Dictionary of National Biography, 1885-1900/Papilon, Ralph

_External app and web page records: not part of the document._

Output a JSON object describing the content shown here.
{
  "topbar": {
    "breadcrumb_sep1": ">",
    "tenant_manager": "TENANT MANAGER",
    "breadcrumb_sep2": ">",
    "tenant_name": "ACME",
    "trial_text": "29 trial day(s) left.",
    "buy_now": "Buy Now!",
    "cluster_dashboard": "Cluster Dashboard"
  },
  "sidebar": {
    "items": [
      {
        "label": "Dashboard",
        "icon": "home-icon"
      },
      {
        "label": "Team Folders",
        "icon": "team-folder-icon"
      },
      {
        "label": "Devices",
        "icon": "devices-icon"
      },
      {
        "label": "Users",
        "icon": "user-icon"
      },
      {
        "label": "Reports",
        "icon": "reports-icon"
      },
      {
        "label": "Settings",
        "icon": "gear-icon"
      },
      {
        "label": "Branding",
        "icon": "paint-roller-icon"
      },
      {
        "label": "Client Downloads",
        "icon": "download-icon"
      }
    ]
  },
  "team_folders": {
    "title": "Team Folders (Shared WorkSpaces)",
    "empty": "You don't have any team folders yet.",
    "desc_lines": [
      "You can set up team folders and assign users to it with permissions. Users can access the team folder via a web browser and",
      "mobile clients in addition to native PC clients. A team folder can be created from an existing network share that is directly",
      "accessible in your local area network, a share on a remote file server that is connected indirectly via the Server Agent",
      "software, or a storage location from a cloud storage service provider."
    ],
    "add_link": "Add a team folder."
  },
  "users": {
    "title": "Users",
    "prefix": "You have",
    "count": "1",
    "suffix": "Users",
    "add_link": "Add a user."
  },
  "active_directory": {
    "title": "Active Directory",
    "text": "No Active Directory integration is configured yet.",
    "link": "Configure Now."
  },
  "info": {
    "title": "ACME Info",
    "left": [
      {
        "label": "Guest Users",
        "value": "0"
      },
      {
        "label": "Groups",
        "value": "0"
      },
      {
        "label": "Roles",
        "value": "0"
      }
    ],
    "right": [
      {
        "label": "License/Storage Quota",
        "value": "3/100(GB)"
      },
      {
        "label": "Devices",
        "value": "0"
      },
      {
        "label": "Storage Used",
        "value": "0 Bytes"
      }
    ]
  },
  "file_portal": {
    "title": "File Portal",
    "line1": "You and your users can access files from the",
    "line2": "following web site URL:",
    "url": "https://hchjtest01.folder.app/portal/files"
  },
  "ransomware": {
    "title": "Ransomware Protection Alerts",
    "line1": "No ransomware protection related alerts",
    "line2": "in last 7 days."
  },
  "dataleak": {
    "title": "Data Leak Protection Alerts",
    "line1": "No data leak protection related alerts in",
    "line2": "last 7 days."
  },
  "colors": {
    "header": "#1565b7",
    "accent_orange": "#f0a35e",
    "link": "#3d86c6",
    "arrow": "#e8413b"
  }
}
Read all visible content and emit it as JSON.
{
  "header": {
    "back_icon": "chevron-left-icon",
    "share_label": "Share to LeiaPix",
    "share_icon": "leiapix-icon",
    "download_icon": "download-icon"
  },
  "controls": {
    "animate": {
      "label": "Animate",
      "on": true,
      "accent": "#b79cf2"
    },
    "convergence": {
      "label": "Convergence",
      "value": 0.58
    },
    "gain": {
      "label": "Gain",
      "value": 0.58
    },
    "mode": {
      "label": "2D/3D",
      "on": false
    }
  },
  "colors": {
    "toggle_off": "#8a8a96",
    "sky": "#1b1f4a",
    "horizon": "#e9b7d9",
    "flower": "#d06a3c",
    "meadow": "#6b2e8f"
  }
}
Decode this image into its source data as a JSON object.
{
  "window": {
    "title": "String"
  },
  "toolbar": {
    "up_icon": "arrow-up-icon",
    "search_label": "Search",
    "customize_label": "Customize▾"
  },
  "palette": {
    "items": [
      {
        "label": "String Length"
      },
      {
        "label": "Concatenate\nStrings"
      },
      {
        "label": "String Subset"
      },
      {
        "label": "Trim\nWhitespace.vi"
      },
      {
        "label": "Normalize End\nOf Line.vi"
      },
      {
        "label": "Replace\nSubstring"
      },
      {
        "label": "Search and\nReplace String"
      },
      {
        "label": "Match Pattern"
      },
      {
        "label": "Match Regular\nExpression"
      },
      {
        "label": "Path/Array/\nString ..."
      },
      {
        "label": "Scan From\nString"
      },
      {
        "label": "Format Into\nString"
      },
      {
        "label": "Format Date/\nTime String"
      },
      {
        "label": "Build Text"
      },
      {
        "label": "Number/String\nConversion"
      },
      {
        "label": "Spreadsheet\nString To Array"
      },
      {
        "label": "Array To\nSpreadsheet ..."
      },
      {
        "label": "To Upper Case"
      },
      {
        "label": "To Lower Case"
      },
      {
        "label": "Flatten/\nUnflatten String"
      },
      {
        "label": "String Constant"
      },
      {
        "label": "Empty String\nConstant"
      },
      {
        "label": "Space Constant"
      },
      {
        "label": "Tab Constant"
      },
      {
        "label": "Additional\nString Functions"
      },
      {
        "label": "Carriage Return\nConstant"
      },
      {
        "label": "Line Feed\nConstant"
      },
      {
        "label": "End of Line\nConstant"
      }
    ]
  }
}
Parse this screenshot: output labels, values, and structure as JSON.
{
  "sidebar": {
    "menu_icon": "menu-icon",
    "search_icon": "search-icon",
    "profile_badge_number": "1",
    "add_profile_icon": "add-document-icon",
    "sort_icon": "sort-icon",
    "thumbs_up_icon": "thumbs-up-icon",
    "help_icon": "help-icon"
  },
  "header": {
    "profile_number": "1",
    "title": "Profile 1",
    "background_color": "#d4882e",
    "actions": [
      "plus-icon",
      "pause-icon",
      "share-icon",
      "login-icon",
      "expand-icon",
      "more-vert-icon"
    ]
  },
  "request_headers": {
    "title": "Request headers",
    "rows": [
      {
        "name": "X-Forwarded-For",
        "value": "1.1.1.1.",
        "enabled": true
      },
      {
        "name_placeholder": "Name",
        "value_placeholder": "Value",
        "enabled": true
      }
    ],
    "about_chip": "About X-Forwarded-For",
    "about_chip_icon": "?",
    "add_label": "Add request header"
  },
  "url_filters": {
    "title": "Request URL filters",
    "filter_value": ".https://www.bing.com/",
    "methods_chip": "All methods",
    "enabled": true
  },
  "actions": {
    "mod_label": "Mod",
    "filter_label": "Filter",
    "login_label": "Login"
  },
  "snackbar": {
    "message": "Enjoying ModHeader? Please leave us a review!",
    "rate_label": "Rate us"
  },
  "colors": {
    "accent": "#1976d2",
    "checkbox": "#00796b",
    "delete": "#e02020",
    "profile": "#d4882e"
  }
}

PAPILON or PAPYLION, RALPH, called de Arundel (d. 1223), abbot of Westminster, was a native of London (Ralph de Diceto, ii. 172), and became a monk of Westminster. In 1200 he was chosen by the monks as their abbot at Northampton in the presence of the king (ib.) He received benediction in St. Paul's, London, from William de Sancta Maria, bishop of London (Nichols, Leicestershire, ii. 708). In 1201 he was summoned to Normandy by King John (Ralph de Diceto, p. 173). At his instance the feasts of St. Laurence, St. Vincent, and St. Michael, and of the translation of St. Benedict were celebrated in copes with extra wine and pittances, and, to defray the expense, he gave the abbey the manor of Benfleet. In 1213 the house was visited by Nicholas, bishop of Tusculum and legate, and Ralph was deposed on charges of incontinency and neglect of the fabric, and his seal was broken in the chapter-house. He received the manors of Teddington and Sudbury to support himself, and died on 12 Aug. 1223 (Ann. Dunst. i. 170). He was the first abbot buried in the nave of Westminster (Widmore). He must be distinguished from Ralph (d. 1160?) [q. v.], theological writer and almoner of Westminster.

[Authorities cited.]

M. B.